Related: Outrage in Egypt After Judge Clears Ex-President Mubarak of Murder Charges

That judgement marked a major setback for the young activists who spearheaded the Arab Spring uprising in January and February 2011, many of whom are now in jail or have withdrawn from politics in the face of an ongoing crackdown by authorities.

The ruling caused outrage among those who are demanding Mubarak and the security forces be held accountable for the deaths of more than 800 protesters during the 18-day revolt. Dozens of police who were charged with killing demonstrators were acquitted or given light sentences.
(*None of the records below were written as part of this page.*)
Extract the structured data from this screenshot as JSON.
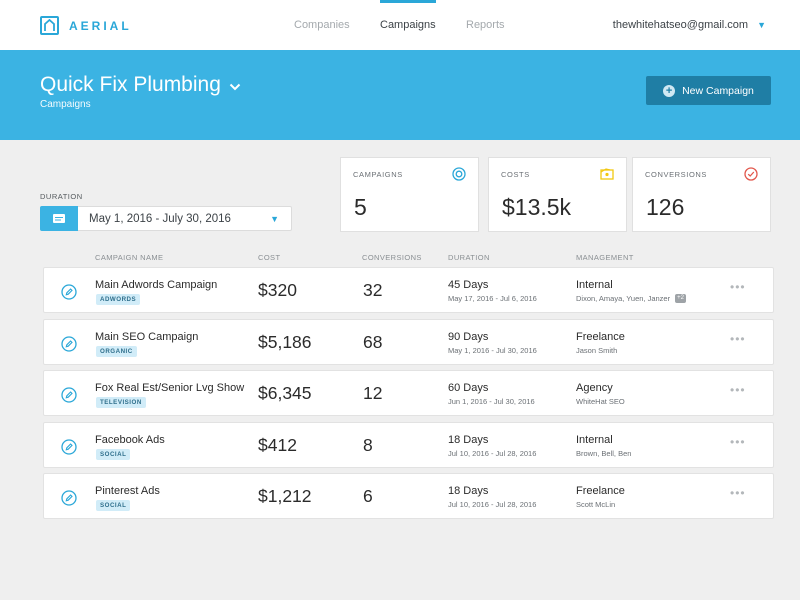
{
  "brand": {
    "name": "AERIAL"
  },
  "nav": {
    "tabs": [
      "Companies",
      "Campaigns",
      "Reports"
    ],
    "active": "Campaigns"
  },
  "user": {
    "email": "thewhitehatseo@gmail.com"
  },
  "header": {
    "title": "Quick Fix Plumbing",
    "subtitle": "Campaigns",
    "new_button": "New Campaign"
  },
  "filter": {
    "label": "DURATION",
    "value": "May 1, 2016 - July 30, 2016"
  },
  "stats": [
    {
      "label": "CAMPAIGNS",
      "value": "5",
      "icon": "target-icon"
    },
    {
      "label": "COSTS",
      "value": "$13.5k",
      "icon": "money-icon"
    },
    {
      "label": "CONVERSIONS",
      "value": "126",
      "icon": "check-circle-icon"
    }
  ],
  "table": {
    "headers": [
      "CAMPAIGN NAME",
      "COST",
      "CONVERSIONS",
      "DURATION",
      "MANAGEMENT"
    ],
    "rows": [
      {
        "name": "Main Adwords Campaign",
        "tag": "ADWORDS",
        "cost": "$320",
        "conversions": "32",
        "duration": "45 Days",
        "dates": "May 17, 2016 - Jul 6, 2016",
        "management": "Internal",
        "people": "Dixon, Amaya, Yuen, Janzer",
        "extra": "+2"
      },
      {
        "name": "Main SEO Campaign",
        "tag": "ORGANIC",
        "cost": "$5,186",
        "conversions": "68",
        "duration": "90 Days",
        "dates": "May 1, 2016 - Jul 30, 2016",
        "management": "Freelance",
        "people": "Jason Smith"
      },
      {
        "name": "Fox Real Est/Senior Lvg Show",
        "tag": "TELEVISION",
        "cost": "$6,345",
        "conversions": "12",
        "duration": "60 Days",
        "dates": "Jun 1, 2016 - Jul 30, 2016",
        "management": "Agency",
        "people": "WhiteHat SEO"
      },
      {
        "name": "Facebook Ads",
        "tag": "SOCIAL",
        "cost": "$412",
        "conversions": "8",
        "duration": "18 Days",
        "dates": "Jul 10, 2016 - Jul 28, 2016",
        "management": "Internal",
        "people": "Brown, Bell, Ben"
      },
      {
        "name": "Pinterest Ads",
        "tag": "SOCIAL",
        "cost": "$1,212",
        "conversions": "6",
        "duration": "18 Days",
        "dates": "Jul 10, 2016 - Jul 28, 2016",
        "management": "Freelance",
        "people": "Scott McLin"
      }
    ]
  },
  "colors": {
    "accent": "#3bb3e3",
    "button": "#1f7ea5",
    "costs_icon": "#f2c811",
    "conversions_icon": "#e2574c"
  }
}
An appeal demanding a retrial of Mubarak's security chief and the six top police commanders, also acquitted in November, was rejected on Thursday.

Yet today's ruling set November 5 as the date for the start of the new trial for the former leader, who was in power for nearly 30 years.

Mubarak, who is 86 and in failing health, has been held in detention in a number of hospitals since his arrest in April 2011. He now resides at a military hospital in a leafy suburb just south of Cairo.

He has always insisted upon his innocence regarding the killing of protesters, saying he is coming to the end of his life "with a good conscience," reported the BBC.

Mubarak has also faced various trials and retrials for corruption, getting a three-year jail sentence for embezzlement in May 2014. The conviction was overturned in January 2015, but a retrial in May reinstated the same sentence. However his time in custody so far means he has already served that jail time.

The Associated Press contributed to this report.